··· DATA PROVIDED

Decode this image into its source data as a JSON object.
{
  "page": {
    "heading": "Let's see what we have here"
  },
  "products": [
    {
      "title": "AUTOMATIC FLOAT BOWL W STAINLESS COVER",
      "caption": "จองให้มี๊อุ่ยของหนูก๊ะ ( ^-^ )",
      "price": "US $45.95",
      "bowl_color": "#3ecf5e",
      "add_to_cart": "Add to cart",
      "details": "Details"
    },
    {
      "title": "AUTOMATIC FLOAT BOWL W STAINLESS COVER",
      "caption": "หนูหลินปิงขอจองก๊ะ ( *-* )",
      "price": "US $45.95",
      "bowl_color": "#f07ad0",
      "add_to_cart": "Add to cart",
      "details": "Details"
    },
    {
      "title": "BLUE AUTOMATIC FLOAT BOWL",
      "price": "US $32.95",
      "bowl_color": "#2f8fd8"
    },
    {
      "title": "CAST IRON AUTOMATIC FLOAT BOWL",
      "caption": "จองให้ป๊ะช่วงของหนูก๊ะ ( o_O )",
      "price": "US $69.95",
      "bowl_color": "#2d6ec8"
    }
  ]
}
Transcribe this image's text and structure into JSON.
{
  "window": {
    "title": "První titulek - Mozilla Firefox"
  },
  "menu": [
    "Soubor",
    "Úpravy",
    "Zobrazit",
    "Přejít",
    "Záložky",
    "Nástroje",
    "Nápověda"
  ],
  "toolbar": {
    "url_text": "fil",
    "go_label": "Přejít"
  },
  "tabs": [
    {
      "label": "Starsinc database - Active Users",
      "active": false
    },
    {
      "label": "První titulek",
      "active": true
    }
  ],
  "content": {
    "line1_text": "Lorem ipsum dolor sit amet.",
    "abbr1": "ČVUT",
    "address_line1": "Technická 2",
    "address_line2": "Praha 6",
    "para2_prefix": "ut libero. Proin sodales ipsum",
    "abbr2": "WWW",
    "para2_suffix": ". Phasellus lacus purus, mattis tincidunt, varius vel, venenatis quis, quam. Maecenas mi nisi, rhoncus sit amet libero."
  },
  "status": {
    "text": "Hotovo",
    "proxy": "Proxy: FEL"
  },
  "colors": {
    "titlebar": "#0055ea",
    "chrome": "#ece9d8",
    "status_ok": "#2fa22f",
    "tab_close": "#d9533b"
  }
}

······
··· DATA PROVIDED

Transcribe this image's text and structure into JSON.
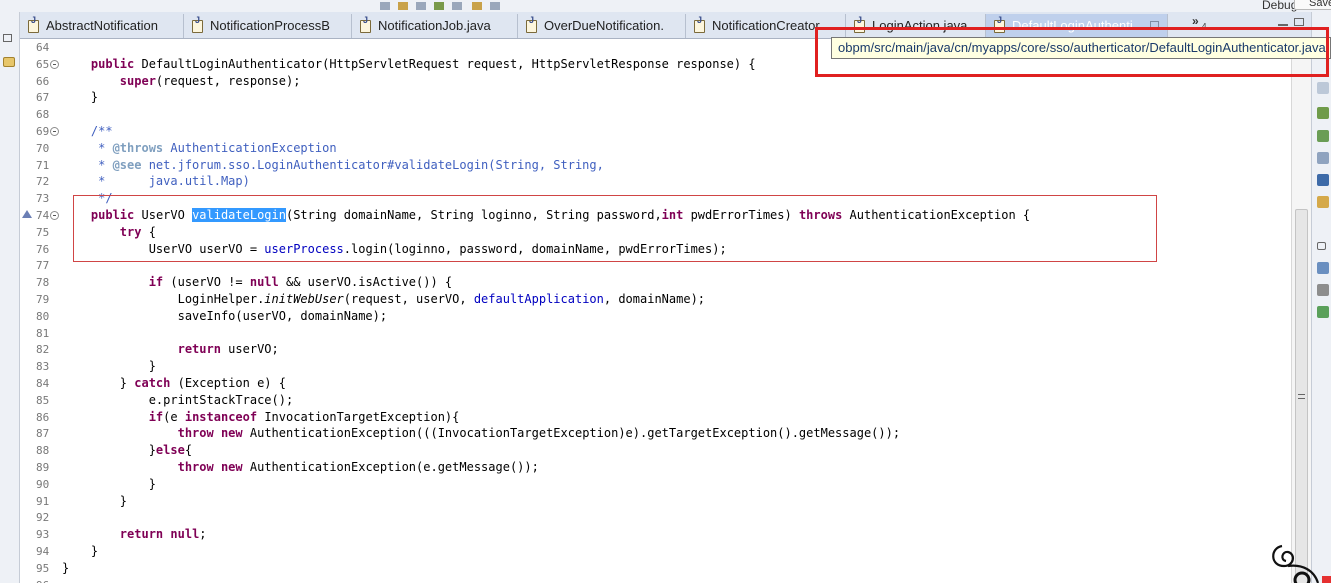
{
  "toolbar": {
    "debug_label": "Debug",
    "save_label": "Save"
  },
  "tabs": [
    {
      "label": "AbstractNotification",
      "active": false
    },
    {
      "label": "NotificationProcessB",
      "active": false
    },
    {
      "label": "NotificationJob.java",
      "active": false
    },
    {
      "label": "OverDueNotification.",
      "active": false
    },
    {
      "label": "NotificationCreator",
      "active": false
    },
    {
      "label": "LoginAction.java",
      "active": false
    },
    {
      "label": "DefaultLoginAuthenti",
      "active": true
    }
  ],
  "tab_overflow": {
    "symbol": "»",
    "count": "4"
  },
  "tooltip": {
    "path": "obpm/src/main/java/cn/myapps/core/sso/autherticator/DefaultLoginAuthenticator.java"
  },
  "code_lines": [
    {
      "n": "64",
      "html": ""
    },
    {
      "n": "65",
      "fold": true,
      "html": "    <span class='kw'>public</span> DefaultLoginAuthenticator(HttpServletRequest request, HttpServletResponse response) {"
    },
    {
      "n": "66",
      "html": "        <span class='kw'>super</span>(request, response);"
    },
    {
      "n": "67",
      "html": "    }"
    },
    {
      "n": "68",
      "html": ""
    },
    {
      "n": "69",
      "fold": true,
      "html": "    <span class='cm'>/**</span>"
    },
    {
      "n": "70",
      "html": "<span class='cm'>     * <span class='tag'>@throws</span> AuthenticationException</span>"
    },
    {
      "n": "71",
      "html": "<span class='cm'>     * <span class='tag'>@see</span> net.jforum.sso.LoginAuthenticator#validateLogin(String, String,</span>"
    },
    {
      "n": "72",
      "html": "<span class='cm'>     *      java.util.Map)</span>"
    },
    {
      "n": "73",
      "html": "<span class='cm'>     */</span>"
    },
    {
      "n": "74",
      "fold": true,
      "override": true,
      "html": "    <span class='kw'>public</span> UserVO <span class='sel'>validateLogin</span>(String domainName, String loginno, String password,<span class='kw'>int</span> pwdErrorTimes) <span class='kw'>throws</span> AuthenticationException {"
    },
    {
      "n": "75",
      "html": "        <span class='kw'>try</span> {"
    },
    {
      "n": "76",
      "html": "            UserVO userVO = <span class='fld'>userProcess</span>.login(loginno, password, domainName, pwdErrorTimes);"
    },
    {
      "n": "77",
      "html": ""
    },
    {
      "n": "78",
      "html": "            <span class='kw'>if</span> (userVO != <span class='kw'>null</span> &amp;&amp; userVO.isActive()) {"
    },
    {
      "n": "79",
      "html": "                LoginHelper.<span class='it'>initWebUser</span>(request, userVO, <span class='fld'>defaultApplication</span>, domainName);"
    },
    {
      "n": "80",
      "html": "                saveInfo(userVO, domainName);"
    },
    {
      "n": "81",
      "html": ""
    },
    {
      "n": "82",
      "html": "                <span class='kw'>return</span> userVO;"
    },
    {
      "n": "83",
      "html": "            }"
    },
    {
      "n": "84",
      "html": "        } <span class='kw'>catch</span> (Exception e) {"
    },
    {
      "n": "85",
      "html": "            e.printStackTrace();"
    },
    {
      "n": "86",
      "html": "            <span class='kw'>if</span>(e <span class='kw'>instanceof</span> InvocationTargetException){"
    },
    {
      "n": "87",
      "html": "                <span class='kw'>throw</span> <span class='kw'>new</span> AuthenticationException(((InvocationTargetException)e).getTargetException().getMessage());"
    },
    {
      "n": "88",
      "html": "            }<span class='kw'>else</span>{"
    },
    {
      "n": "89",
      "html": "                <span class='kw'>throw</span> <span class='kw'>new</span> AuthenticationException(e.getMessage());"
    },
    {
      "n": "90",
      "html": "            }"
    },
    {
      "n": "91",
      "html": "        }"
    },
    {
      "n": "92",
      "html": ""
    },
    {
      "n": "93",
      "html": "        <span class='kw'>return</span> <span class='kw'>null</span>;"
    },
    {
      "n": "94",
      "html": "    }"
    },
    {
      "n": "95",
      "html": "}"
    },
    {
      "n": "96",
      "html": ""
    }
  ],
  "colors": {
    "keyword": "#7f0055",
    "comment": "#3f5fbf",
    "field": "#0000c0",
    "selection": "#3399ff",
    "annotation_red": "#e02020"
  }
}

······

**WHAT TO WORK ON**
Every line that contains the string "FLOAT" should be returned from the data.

**RESULT OF THE EXERCISE**
      "title": "AUTOMATIC FLOAT BOWL W STAINLESS COVER",
      "title": "AUTOMATIC FLOAT BOWL W STAINLESS COVER",
      "title": "BLUE AUTOMATIC FLOAT BOWL",
      "title": "CAST IRON AUTOMATIC FLOAT BOWL",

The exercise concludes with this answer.